The first hydro company in Nepal was Morang Hydro set up during the last decade of Rana rule in the 1940s, which wasted away with the end of that dynasty. A Nepali-owned private Bageshwari Electrics was set up in the late 1960s in the western Nepal town of Nepalganj after King Mahendra initiated land reform measures. Landlords there, deciding then that land was no longer a safe investment, shifted to electricity production but it eventually died following Nepal government’s decision to centralize (nationalize) power production, ironically under international donor pressure (the very donors that some two decades later were pressing for privatization!).

In the 1980s, Nepal’s Agriculture Development Bank, under the charismatic leadership of Srikrishna Upadhaya (who later received what is called the “alternative Nobel Prize” – Right Livelihood Award for his contributions to alternative, people-centric development), helped the widespread dissemination of small-scale, multipurpose power units (MPPUs) manufactured with Swiss help at a workshop in Balaju, Kathmandu. King Mahendra Trust for Nature Conservation propagated this technology in its famous Annapurna Conservation Area Project (ACAP) which innovated people’s participation in nature conservation. The Austrian government helped develop a small hydro near the village of Namche Bazaar that is run very successfully as a semi-cooperative private company, Thame Bijuli Company. Inspired partly by Nepal’s famous community forestry, a group of village enthusiasts began community-managed distribution system that has now ballooned into over 300 groups in more than 50 districts of Nepal. Many of these alternative power development initiatives occurred in parallel with Hoftun’s BPC, sometimes with a degree of interaction but often not, suffering either benign neglect or outright hostility by the government or political parties in power.

Liechty’s book becomes an important template for research into these non-mainstream ventures in Nepal as well as a in other areas of the Global South. This is especially so because energy crisis of a new and more virulent form than that precipitated by OPEC price hike in the 1970s is looming in the aftermath of the Ukraine war. Models of power development championed by international develop agencies have either failed or stopped inspiring faith. As the Age of Aid that began after the Second World War heads to an end, the process of rethinking development is underway. Liechty’s book is a great help towards that rethinking.

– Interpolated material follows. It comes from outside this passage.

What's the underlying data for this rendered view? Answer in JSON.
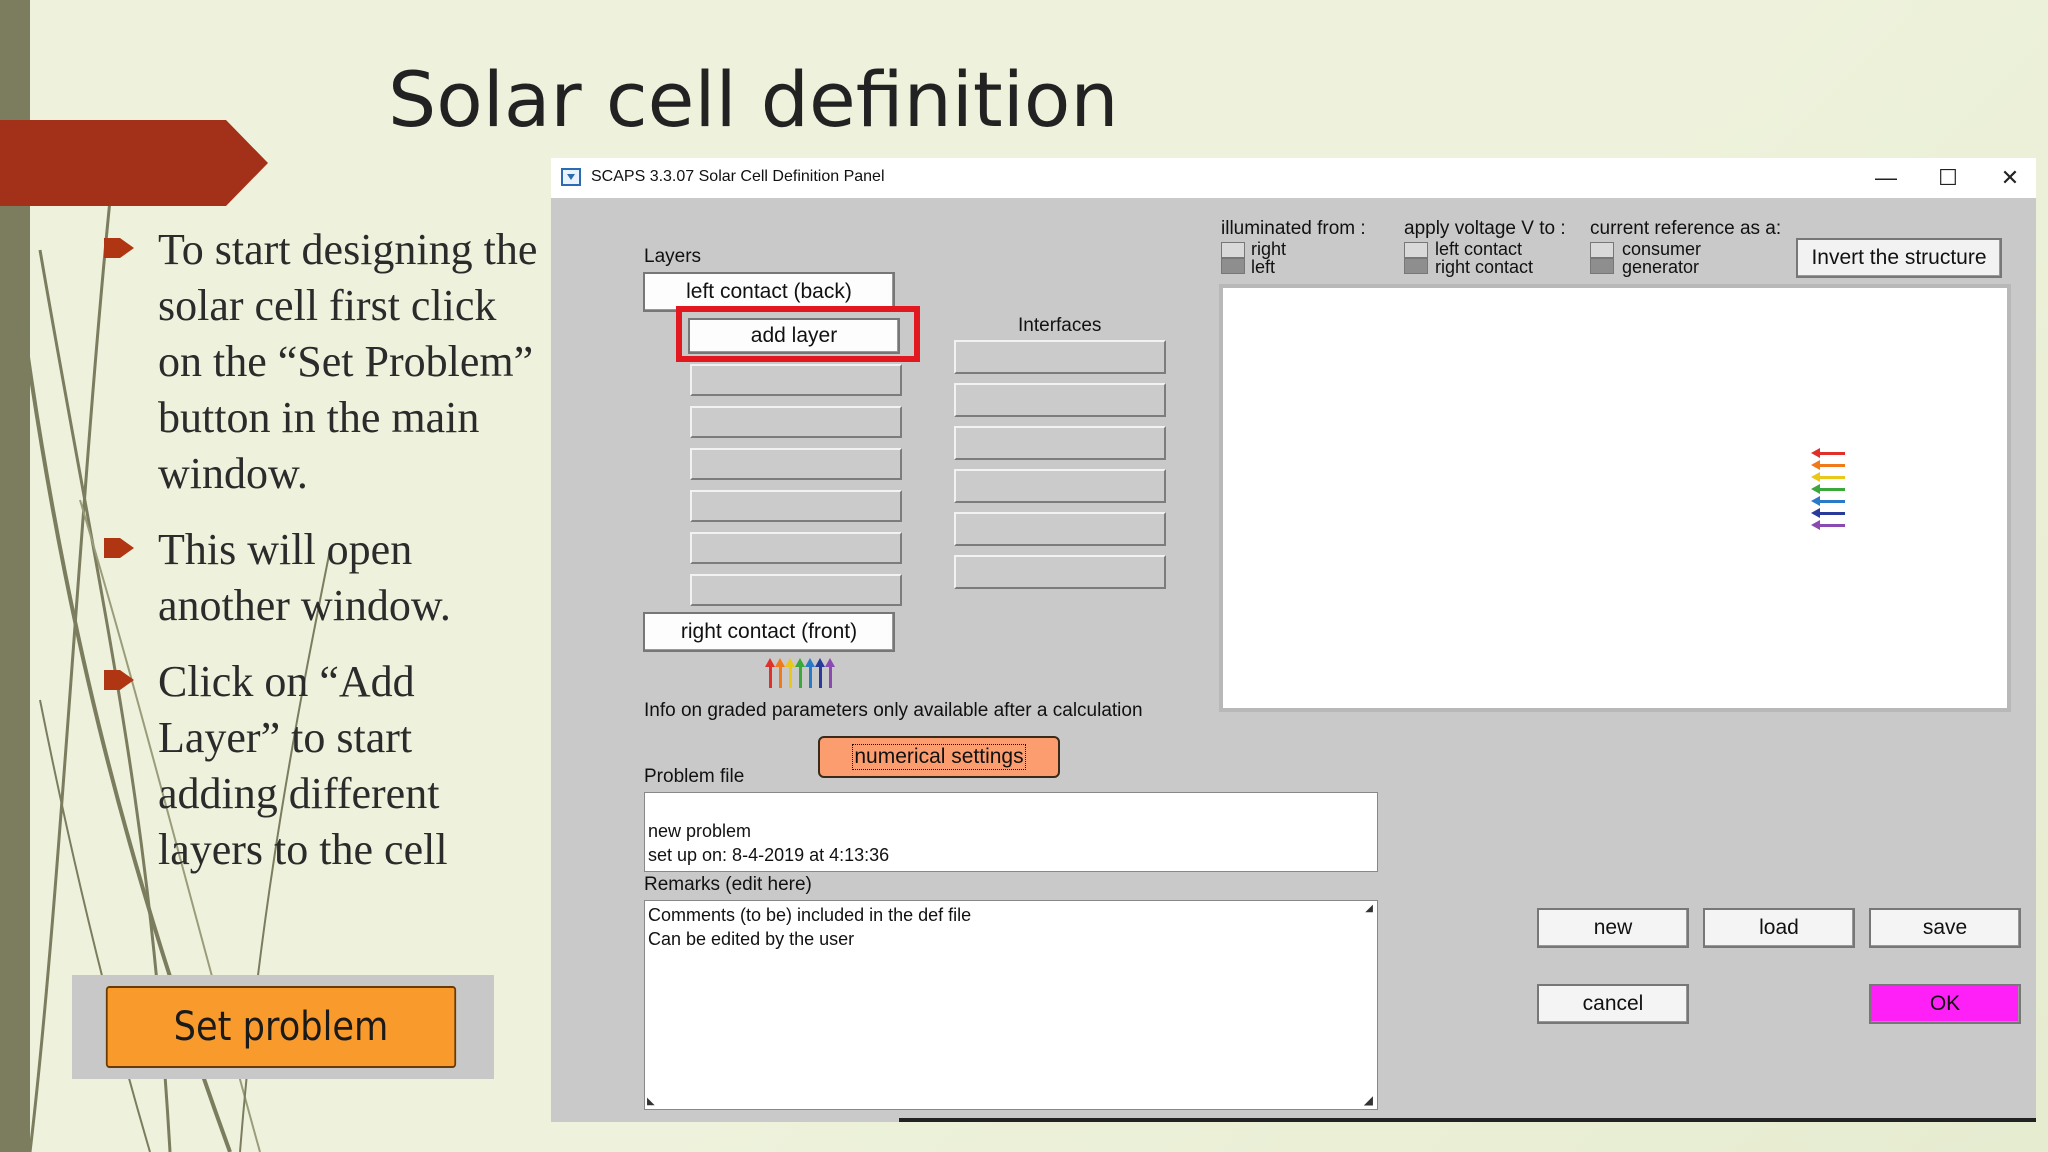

Arthur, B.W. (2009). The Nature of Technology: What it is and How it Evolves. London: Allan Lane of Penguin Group.

Gyawali, D., Thompson, M., and Verweij, M. (eds.) (2017). Aid, Technology and Development: the lessons from Nepal. UK: Routledge.

Gyawali, D. (2021). A Cultural Theory Approach to Innovation: pluralizing the policy terrain to understand what it is and is not.  In I.Ahmed and L. Zhang (eds) Innovation in Education. Bangladesh: Dhaka University Center for Genocide Studies and China: Tianjin University Center for Innovation and Entrepreneurship.



Additional Info

  • Authors: Mark Liechty
  • Year of publication: 2022
  • Publisher: Cambridge University Press
  • Reviewer: Dipak Gyawali
  • Subject: Water policy, Water governance, Water and community, Privatisation, Water history
  • Type: Review
  • Language: English